On the pieces they played together at the O2…. what really amazed me was to see two legends of rock play together with absolutely different stylistic approaches, and yet completely seamlessly. You might say, ‘of course, they are professionals, what else?’ But any guitarist watching this would have realised that mixing solos and rhythm the way they did is no mean feat. I don’t know how much they practice together, but the ‘together’ part of the gig was not just a token, it was for real. Sure Clapton and Beck go way back, but that doesn’t take away from the joy, and especially the amusement of seeing Beck play lead for Clapton. But…. why the need for Hi Ho Silver Lining as the encore? Apparently the Brits love it, and there is no escaping the song at Christmas time in this country apparently.
May they keep going forever (and Steve Winwood too – check out this version of Dear Mr Fantasy).

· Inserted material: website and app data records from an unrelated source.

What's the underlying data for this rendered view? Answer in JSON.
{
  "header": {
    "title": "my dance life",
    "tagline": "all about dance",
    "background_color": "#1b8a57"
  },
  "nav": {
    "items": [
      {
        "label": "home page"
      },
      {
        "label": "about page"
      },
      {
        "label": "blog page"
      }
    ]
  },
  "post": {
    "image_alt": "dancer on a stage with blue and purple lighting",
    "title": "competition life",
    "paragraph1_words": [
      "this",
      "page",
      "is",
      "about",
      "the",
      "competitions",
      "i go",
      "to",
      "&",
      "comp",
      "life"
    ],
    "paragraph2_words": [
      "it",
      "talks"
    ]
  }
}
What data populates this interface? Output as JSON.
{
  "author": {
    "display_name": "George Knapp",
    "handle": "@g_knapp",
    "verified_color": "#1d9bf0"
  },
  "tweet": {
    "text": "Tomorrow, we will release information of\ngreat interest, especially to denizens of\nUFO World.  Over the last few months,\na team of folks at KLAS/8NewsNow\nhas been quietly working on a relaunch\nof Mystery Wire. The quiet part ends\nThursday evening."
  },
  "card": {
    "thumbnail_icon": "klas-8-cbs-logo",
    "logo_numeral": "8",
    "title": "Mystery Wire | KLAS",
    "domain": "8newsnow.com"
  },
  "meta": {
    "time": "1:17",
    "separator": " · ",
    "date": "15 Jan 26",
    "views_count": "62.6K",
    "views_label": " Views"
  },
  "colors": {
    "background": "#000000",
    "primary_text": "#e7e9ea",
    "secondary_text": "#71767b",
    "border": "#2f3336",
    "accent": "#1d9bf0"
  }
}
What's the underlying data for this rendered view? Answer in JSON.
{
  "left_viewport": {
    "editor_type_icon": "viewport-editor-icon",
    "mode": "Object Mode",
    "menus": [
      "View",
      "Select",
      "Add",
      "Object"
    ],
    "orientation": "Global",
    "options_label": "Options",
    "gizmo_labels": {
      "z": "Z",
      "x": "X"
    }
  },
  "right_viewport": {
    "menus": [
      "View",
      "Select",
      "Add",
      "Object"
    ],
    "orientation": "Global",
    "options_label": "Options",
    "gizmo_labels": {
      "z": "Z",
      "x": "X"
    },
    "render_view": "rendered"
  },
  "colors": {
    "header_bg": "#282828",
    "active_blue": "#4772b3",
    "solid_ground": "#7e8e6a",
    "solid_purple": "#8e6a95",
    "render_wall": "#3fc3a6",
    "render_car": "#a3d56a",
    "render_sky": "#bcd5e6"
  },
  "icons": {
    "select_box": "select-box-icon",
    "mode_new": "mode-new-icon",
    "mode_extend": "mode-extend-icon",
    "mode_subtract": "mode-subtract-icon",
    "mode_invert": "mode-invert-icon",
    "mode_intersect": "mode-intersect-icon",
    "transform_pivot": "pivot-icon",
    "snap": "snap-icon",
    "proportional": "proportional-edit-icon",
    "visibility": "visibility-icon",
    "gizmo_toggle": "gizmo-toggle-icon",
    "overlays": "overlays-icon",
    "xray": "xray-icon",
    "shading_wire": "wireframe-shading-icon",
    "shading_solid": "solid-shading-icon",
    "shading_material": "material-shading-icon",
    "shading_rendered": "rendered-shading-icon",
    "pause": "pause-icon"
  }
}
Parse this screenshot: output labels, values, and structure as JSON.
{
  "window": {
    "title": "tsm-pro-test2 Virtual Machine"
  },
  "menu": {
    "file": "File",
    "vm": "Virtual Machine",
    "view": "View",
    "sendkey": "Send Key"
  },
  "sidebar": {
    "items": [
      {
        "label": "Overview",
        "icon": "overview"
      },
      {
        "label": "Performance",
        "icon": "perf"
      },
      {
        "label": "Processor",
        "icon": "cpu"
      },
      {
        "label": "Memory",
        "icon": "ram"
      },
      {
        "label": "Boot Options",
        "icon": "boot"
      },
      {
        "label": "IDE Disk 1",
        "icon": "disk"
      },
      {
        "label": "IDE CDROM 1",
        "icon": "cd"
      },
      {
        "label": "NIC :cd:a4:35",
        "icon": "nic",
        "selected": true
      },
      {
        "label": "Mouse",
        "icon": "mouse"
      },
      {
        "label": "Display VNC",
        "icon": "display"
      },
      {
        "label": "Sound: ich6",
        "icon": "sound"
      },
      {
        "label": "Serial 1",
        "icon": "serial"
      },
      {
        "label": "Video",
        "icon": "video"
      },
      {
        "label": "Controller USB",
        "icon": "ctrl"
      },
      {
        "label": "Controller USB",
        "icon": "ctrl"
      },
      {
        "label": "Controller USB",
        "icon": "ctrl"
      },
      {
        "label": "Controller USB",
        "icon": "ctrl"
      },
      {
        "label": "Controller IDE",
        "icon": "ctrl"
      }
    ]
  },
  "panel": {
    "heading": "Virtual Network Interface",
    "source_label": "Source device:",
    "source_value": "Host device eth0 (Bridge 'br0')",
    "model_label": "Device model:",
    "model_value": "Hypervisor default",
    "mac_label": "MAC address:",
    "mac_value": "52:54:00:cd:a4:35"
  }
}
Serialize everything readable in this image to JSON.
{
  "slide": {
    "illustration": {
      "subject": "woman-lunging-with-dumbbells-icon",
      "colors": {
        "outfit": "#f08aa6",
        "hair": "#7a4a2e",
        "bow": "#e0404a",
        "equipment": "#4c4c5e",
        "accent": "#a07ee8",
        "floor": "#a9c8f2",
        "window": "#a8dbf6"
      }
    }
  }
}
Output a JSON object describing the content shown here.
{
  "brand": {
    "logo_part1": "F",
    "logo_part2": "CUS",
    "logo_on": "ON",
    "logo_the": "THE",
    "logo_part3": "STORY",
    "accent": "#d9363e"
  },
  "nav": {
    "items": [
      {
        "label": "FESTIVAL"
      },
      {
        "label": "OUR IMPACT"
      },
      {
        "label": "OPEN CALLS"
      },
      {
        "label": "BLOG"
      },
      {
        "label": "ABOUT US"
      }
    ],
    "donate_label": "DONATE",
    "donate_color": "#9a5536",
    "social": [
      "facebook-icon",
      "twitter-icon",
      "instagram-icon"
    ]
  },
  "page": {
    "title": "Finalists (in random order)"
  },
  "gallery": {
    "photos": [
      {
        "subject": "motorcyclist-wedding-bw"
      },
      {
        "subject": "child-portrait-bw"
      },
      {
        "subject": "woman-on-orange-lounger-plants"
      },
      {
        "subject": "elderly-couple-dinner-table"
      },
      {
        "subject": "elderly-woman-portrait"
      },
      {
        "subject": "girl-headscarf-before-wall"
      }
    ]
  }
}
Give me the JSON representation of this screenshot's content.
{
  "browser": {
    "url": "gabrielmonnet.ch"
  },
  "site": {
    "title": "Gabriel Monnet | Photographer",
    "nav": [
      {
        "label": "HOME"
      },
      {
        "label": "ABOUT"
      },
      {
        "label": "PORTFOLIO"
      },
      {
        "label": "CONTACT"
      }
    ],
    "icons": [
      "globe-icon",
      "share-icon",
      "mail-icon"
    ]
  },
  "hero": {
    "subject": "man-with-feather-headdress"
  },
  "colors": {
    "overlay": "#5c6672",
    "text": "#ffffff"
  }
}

Coming soon… Paco de Lucia, Paco Peña, Mark Knopfler, John Scofield, Alan Holdsworth, Clarence Gatemouth Brown, B B King, Dave Gilmour, Ritchie Blackmore, Jeff Healey, Hadrien Feraud and a couple of exceptions to the ‘seen it live rule including Iron Maiden/Bruce Dickenson, and Jan Akkerman, as well as some amazing young youtube crazies.
Though I’m a big fan of all of those guitarists, for me it’s John Petrucci who does it for me. Take a look at Damage control or Glasgow Kiss, then move on to some of his work with Dream Theater(particularly the Systematic Chaos album).
Of course I forgot a few (hundreds)! Actually I know hardly anything about John Petrucci, but he’s in the Steve Morse (pre-Deep Purple) zone (e.g. High Tension Wires) going on those clips, and I am a big SM fan…
I’ve seen John Petrucci with and without Dream Theater, and I believe he’s one of the most technically gifted guitarists on the planet. But I realise that doesn’t always translate into musical quality.
Steve Morse is the same – can do anything (maybe not some flamenco tricks), but … when you listen to Blackmore’s nicely constructed playing on many DP songs, SM doesn’t quite capture the feel or taste of it.
Another couple of young Aussies to look out for…Tal Wilkenfeld and Joe Robinson. Tal is a young base player who played with Jeff Beck and Chik Corea. Very talented.
I recently saw Australia’s got talent winner Joe Robinson and his trio, put on a remarkable show of finger picking acoustic guitar. He has a lot of his music on youtube. Very much the up and coming successor to Tommy Emmanuel.
Not to mention Jeff Lang (not so young any more I guess;-)